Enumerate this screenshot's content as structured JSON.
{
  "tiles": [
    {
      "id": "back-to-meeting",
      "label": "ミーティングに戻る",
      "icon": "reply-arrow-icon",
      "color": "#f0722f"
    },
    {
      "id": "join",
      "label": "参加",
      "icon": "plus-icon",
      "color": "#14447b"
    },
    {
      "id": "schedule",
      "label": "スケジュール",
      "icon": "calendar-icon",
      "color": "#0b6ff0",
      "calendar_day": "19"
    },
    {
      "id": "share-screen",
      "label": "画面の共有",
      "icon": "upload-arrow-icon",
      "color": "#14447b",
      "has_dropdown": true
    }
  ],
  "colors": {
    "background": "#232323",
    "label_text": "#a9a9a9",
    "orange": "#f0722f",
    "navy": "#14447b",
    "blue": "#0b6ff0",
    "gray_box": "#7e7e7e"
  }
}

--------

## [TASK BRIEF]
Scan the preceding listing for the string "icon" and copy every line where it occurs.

## [ANSWER TO THE PROBLEM]
      "icon": "reply-arrow-icon",
      "icon": "plus-icon",
      "icon": "calendar-icon",
      "icon": "upload-arrow-icon",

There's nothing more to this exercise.